Friday, June 19, 2009

Local eating, figs for spring

         I'm a local eater in a big way. Two weeks ago I bought my first strawberries since last summer, and truly, absense does make the heart grow fonder. And the fruits of waiting are very sweet.

            Once in awhile, I just have to eat something from far away. I've spent the last few years sorting out my own personal food choices - and food choices are just that -incredible personal (and political). There's a few things I'm not willing to give up, for example, bananas and chocolate. But for foods like these, it's possible to be fair and environmental. Fair trade, organic bananas are available at quite a few places in Toronto. It's a step up from organic, where farmers are free from harmful pesticides, but are still only paid around a dollar per box. Fair trade means the farmers are getting fair market prices: around 8 dollars a box. The difference to us? Actually the same price as organic bananas, around $1.29 a pound. That's where the personal choice comes in. Am I in a position to spend 40 cents more than commercial bananas to ensure what I'm eating is not harming farmers, and that those farmers are getting enough money to reasonably make a living?
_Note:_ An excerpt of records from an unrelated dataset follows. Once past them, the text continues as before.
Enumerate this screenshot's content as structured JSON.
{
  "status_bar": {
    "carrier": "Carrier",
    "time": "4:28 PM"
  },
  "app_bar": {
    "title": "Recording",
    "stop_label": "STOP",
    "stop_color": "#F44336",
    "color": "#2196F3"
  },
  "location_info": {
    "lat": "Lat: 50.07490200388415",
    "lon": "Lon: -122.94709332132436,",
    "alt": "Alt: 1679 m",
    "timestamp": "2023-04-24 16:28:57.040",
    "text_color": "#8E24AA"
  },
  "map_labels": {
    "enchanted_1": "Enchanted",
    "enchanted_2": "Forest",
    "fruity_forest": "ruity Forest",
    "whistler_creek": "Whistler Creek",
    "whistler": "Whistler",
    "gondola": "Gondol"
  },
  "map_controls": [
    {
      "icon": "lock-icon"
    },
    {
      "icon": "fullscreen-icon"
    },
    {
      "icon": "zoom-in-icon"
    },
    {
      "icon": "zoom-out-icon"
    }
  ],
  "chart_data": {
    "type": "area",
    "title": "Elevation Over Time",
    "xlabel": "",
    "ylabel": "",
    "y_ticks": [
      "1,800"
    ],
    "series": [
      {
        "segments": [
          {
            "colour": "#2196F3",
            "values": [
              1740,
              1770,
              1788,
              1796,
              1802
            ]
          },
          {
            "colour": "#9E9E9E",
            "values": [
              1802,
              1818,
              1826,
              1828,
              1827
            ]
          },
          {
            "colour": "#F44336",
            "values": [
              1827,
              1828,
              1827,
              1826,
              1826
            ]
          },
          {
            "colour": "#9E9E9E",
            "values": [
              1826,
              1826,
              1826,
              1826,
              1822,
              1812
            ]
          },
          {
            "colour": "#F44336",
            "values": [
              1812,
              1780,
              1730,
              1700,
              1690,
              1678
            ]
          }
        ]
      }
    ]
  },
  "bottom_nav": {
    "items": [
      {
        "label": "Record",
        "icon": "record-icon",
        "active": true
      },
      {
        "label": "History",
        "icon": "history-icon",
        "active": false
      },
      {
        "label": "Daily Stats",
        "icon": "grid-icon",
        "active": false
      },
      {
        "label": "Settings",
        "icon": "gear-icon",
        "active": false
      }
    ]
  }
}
Chocolate? Same deal. Cocoa Camino is my favorite organic fair trade brand, but there's a bunch out there.

           So here's something I eat a few times a year. Figs have a unique taste. And, along with bananas, they were one of the first plants to be cutivated for human consumption, around 11,000 years ago. Here's a fig salad, surrounded by some local ingredients.

Strawberry Fig Salad
makes 2 servings
8 figs, sliced crosswise across the top (see picture)
1 cup strawberries, sliced
1/4 cup goat cheese
1/4 cup toasted walnut pieces
2 tbsp grapeseed oil (or olive oil)
1 tbsp balsamic vinegar
1 tbsp maple syrup
salt and pepper

         Combine strawberries and figs in a bowl. Crumble goat cheese and walnuts over top. Whisk together the oil, vinegar, maple syrup, salt and pepper. Drizzle over salad.

          This is what I ate with the salad. I had all the fixings for an awesome pizza, but I have yet to tackle gluten-free pizza dough. Instead, I made a big giant rosti (recipe here) and then broiled it for a few minutes, covered in sliced tomatoes, basil leaves, kamalata olives and raw milk feta. It was delicious.

Wednesday, June 17, 2009

gardening in the rain

My garden's been slow to get going this year - cold May weather, too much work, too much graduating and partying. Yesterday I finally had a whole day to weed, plant, mulch and tidy. At least a hour of that was spent wading through the lamb's quarters that were engulfing my snow peas and beets. 

The squirrels and cats have been (mostly) foiled by large amounts of chicken wire covering every possible surface. Something small is still getting in, but it definitely isn't my 15 pound cats. They aren't that agile.

Foraging in the recycling bin has become a habit - containers for seed starting, toilet paper rolls for protecting tomato seedlings, water and pop bottles for make-shift cloches. 

Also, I've discovered the joys of gardening in the rain. No bugs, no sun, nice temperature, and soil so easy to work with! Nice spring surprise- (below) I'm overjoyed to see that my cosmos and cilantro both re-seeded themselves!

Visiting farmer's markets over the past month, I've been tempted by a few tasty-sounding tomato plants. Along with the five Matt's Wild Cherry I grew from seed, there's a Green Zebra, two Purple Cherokees, four Candy Cherries, two Golden Cherries, and a giant Plum - with tomatoes growing already! I'm also growing peppers for the first time - Marconi Long Red and Purple Beauty.